This weekend, I saw Spider-Man: Into the Spider-verse, a Marvel Comic-based film about Miles Morales, an Afro-Latino New York teenager who takes on a villain with supercollider, with the help of five other spider-people from alternative timelines, and eventually becomes Spider-man after the death of Peter Parker. Hot take: Spider-man: Into the Spider-verse is about urbanism (ok, Spider-nerds, I’m not saying it’s ONLY about urbanism–it just has strong themes throughout). What is a great coming-of- age-story and superhero epic is also a great dive into some of urbanism’s biggest (and sometimes most problematic) themes.
Environmental Justice is an issue throughout: Miles gets infected by a toxic spider after hanging out in a grimy subway where pollutants and trash abound. The enemy of the script is a huge technologically-forward mega-project that sounds good, but whose impacts will disproportional effect unsuspecting citizens in a marginalized neighborhood (The Bronx). The six multiverse spider-people suffer chronic and recurrent health problems from exposure to the device (they are constantly ‘glitching’ a digital-like seizure), and their mission in life is to shut it down before it affects more people. Does this sound like an environmental justice to anyone? Since it is well-documented that those most likely to suffer the impacts of environmental degradation are people of color, the superhero by-way-of-environmental-contamination storyline has a dark subtext.
Ghosts of Urban Renewal haunt the Neighborhood: Miles’ neighborhood and family plays an important role in his motivations, and it is a space haunted by old conflicts with familiar themes. While the movie never gets into the original cause of a tense relationship between Miles’ uncle–a professional criminal–and Miles father, a policeman, and how they went their separate ways, it is strongly suggested that both men grew up in a tough environment, and that each did what they needed to survive. Miles uncle, who encourages his nephew in his love of hiphop and graffiti, remarks that his father (the cop) used to love looking for spots to paint. (The architect Mike Ford has documented the link between hiphop culture and urban renewal). Finally, Miles mother mentions to him that, even in hard times, their family “doesn’t move” and won’t retreat from the neighborhood. This discussion of holding ground and holding out, of the neighborhood as a battlefield, comes to a head when (spoiler alert) Miles uncle is killed by his gangster boss. Here the violence of the past rises to haunt the present, fracturing families and leading to social instability and loss.
The Story of a City’s past is also it’s Future: In the movie, Miles has to defend the Bronx from a megabillionaire that wants to activate a device that will wipe out all his family members and friends as he knows them, replacing them with alternate reality versions of themselves (or, in some timelines, making them disappear all together). The villain’s quest is to totally rewrite the history of the city using a time machine, so that he can exist in a reality where his wife and child are still alive.

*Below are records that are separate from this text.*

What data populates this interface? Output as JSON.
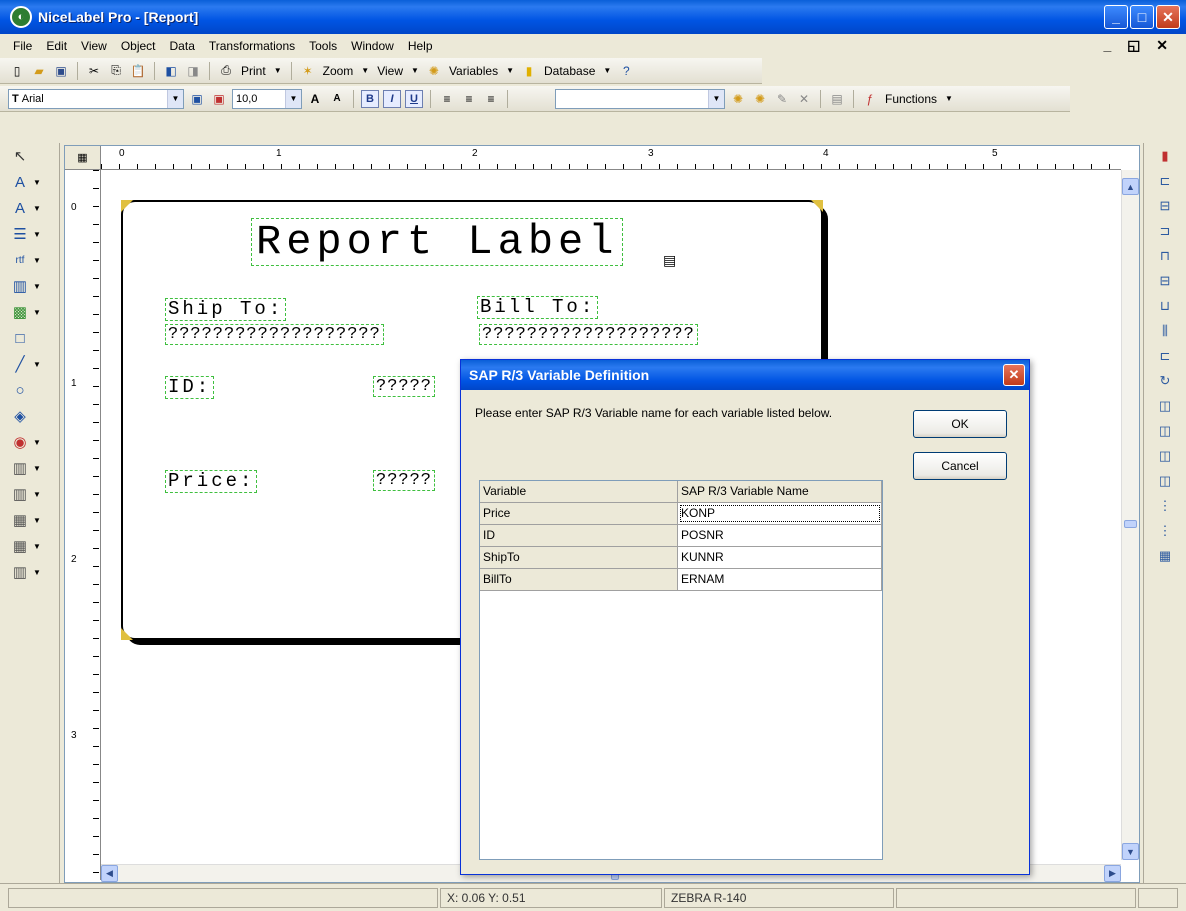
{
  "window": {
    "title": "NiceLabel Pro - [Report]"
  },
  "menu": {
    "items": [
      "File",
      "Edit",
      "View",
      "Object",
      "Data",
      "Transformations",
      "Tools",
      "Window",
      "Help"
    ],
    "mdi_controls": "_ ◱ ✕"
  },
  "toolbar1": {
    "print": "Print",
    "zoom": "Zoom",
    "view": "View",
    "variables": "Variables",
    "database": "Database"
  },
  "toolbar2": {
    "font_name": "Arial",
    "font_size": "10,0",
    "functions": "Functions"
  },
  "rulers": {
    "horizontal": [
      "0",
      "1",
      "2",
      "3",
      "4",
      "5"
    ],
    "vertical": [
      "0",
      "1",
      "2",
      "3"
    ]
  },
  "label": {
    "title": "Report Label",
    "ship_to": "Ship To:",
    "bill_to": "Bill To:",
    "ship_value": "???????????????????",
    "bill_value": "???????????????????",
    "id": "ID:",
    "id_value": "?????",
    "price": "Price:",
    "price_value": "?????"
  },
  "dialog": {
    "title": "SAP R/3 Variable Definition",
    "prompt": "Please enter SAP R/3 Variable name for each variable listed below.",
    "ok": "OK",
    "cancel": "Cancel",
    "columns": [
      "Variable",
      "SAP R/3 Variable Name"
    ],
    "rows": [
      {
        "variable": "Price",
        "sap_name": "KONP"
      },
      {
        "variable": "ID",
        "sap_name": "POSNR"
      },
      {
        "variable": "ShipTo",
        "sap_name": "KUNNR"
      },
      {
        "variable": "BillTo",
        "sap_name": "ERNAM"
      }
    ]
  },
  "status": {
    "coords": "X: 0.06 Y: 0.51",
    "printer": "ZEBRA R-140"
  }
}
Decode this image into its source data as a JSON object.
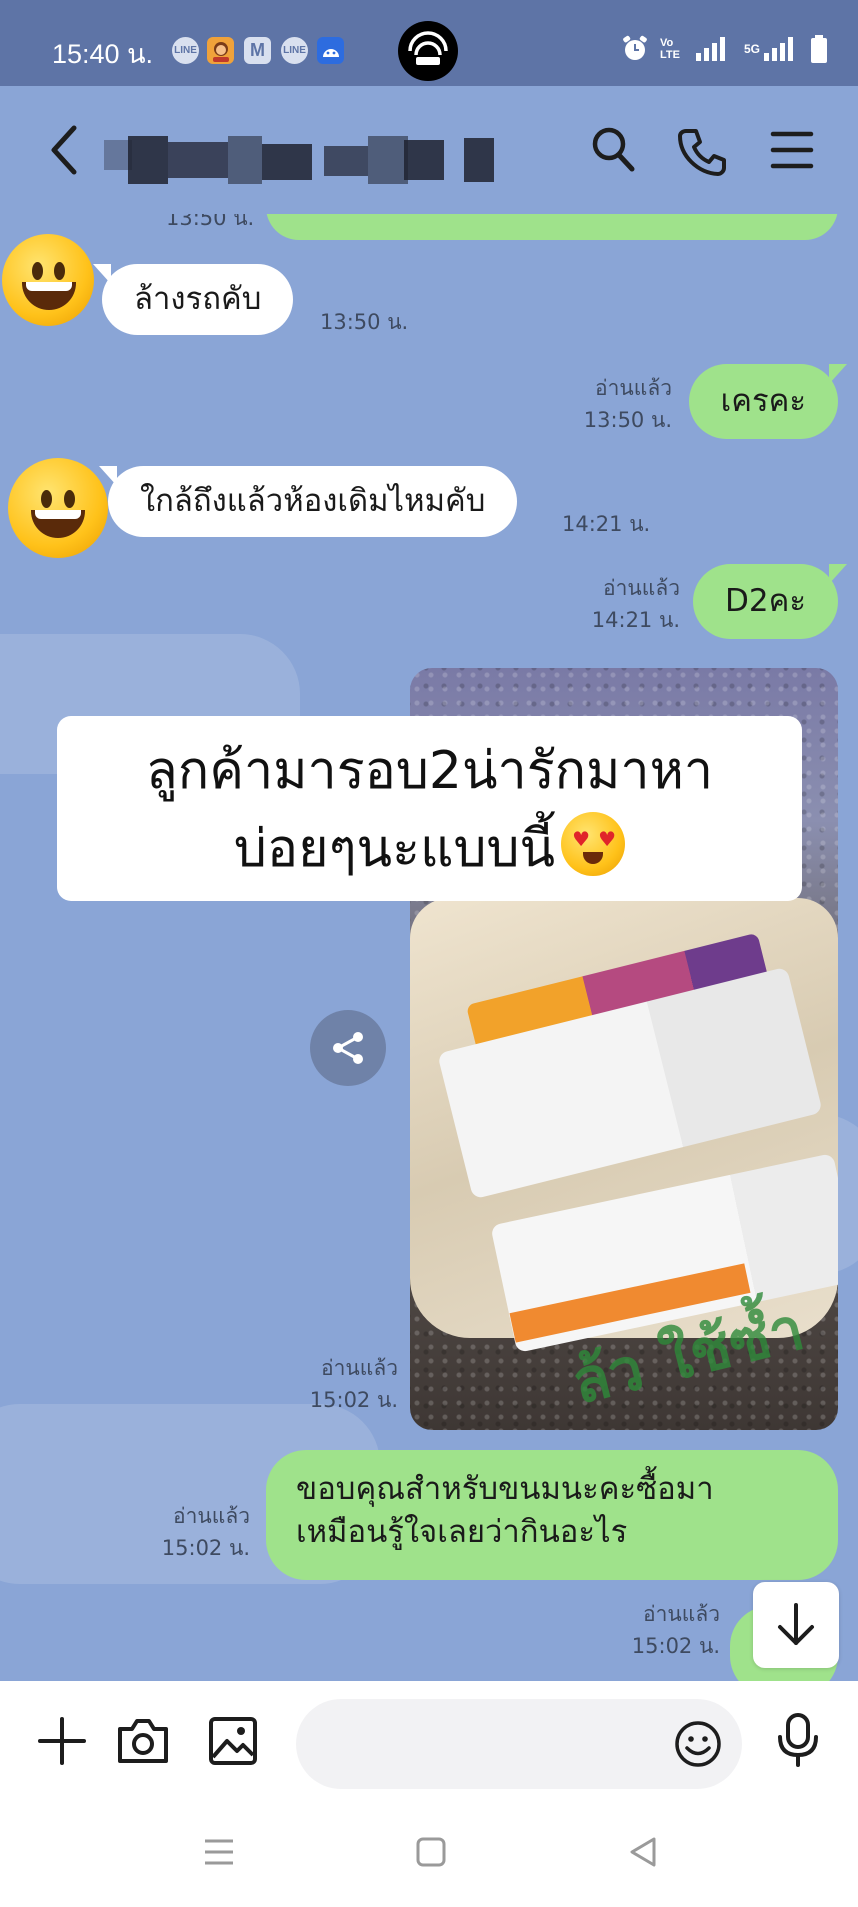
{
  "status_bar": {
    "time": "15:40 น.",
    "notifications": [
      "LINE",
      "game",
      "M",
      "LINE",
      "android"
    ],
    "hotspot_brackets": "(      )",
    "network": "Vo LTE",
    "network2": "5G"
  },
  "header": {
    "back_icon": "chevron-left-icon",
    "search_icon": "search-icon",
    "call_icon": "phone-icon",
    "menu_icon": "menu-icon"
  },
  "messages": [
    {
      "id": "m0",
      "side": "out",
      "text": "",
      "partial": true
    },
    {
      "id": "m0_time",
      "text": "13:50 น."
    },
    {
      "id": "m1",
      "side": "in",
      "text": "ล้างรถคับ",
      "time": "13:50 น."
    },
    {
      "id": "m2",
      "side": "out",
      "text": "เครคะ",
      "read": "อ่านแล้ว",
      "time": "13:50 น."
    },
    {
      "id": "m3",
      "side": "in",
      "text": "ใกล้ถึงแล้วห้องเดิมไหมคับ",
      "time": "14:21 น."
    },
    {
      "id": "m4",
      "side": "out",
      "text": "D2คะ",
      "read": "อ่านแล้ว",
      "time": "14:21 น."
    },
    {
      "id": "m5",
      "side": "out",
      "type": "photo",
      "read": "อ่านแล้ว",
      "time": "15:02 น."
    },
    {
      "id": "m6",
      "side": "out",
      "lines": [
        "ขอบคุณสำหรับขนมนะคะซื้อมา",
        "เหมือนรู้ใจเลยว่ากินอะไร"
      ],
      "read": "อ่านแล้ว",
      "time": "15:02 น."
    },
    {
      "id": "m7",
      "side": "out",
      "text": "",
      "read": "อ่านแล้ว",
      "time": "15:02 น.",
      "partial": true
    }
  ],
  "photo": {
    "bag_text": "ล้ว ใช้ซ้ำ"
  },
  "overlay": {
    "line1": "ลูกค้ามารอบ2น่ารักมาหา",
    "line2": "บ่อยๆนะแบบนี้"
  },
  "input": {
    "placeholder": ""
  },
  "colors": {
    "chat_background": "#8aa5d6",
    "status_bar": "#5e74a6",
    "outgoing_bubble": "#9fe28b",
    "incoming_bubble": "#ffffff"
  }
}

As many urbanists contend, one of the chief facilitators of gentrification is the total exclusion of or replacement of local histories with newly proposed identities and stories (See the real-life attempted renaming of “South Haarlem” to SoHa, for example). It is in the interest of those who benefit from the new story to re-write or destroy the old–in Miles case, he is literally fighting the erasure of his family’s history.
It’s true, as some of my more intense Spiderman Fan friends have pointed out, that these are themes that can be extracted from most Spiderman movies, and indeed most superman movies (or rather, I’m not disagreeing, since this is the first superhero movie I’ve seen in over 5 years and it’s just a typology I’m unfamiliar with as far as beats and formulas go). If that is the case though, it would suggest that all superhero movies have a strong themes of and questions about urban life–who gets to control and police city space, whether certain projects that might be for the good of all human kind (eventually) are worth sacrificing the well being of those directly effected by its development, and so on.
Urbanist themes aside, this movie has established an entirely new standard for animation, has a great soundtrack and has a fantastic story. Ultimately, it is about a young Afro-Latino man successfully taking on the mantle of defender of the city, and NOT because the Senior Spiderman bestows it upon him, but because he channels his family’s support and love, and the power of a bigger network that invested in him. In fact, the multiple spider-people from alternative universes, despite their diversity, have so little faith in Miles new spider-abilities that they tie him up in a chair, to keep him from ruining the mission and doing harm to himself or others (insert something here about low expectations for PoC). While Miles ultimately proves himself, it is not because he followed the dominant narrative, but because he carved his own path with his family’s values at heart. While the other spider-folks in the end see him as one of their own and help remind him he’s not alone, he isn’t Spider Man for them, but for the regular folks in his universe–those just trying to get by in the mean streets, while the speculations of entrepreneurs and technocrats roils in the land beneath their feet.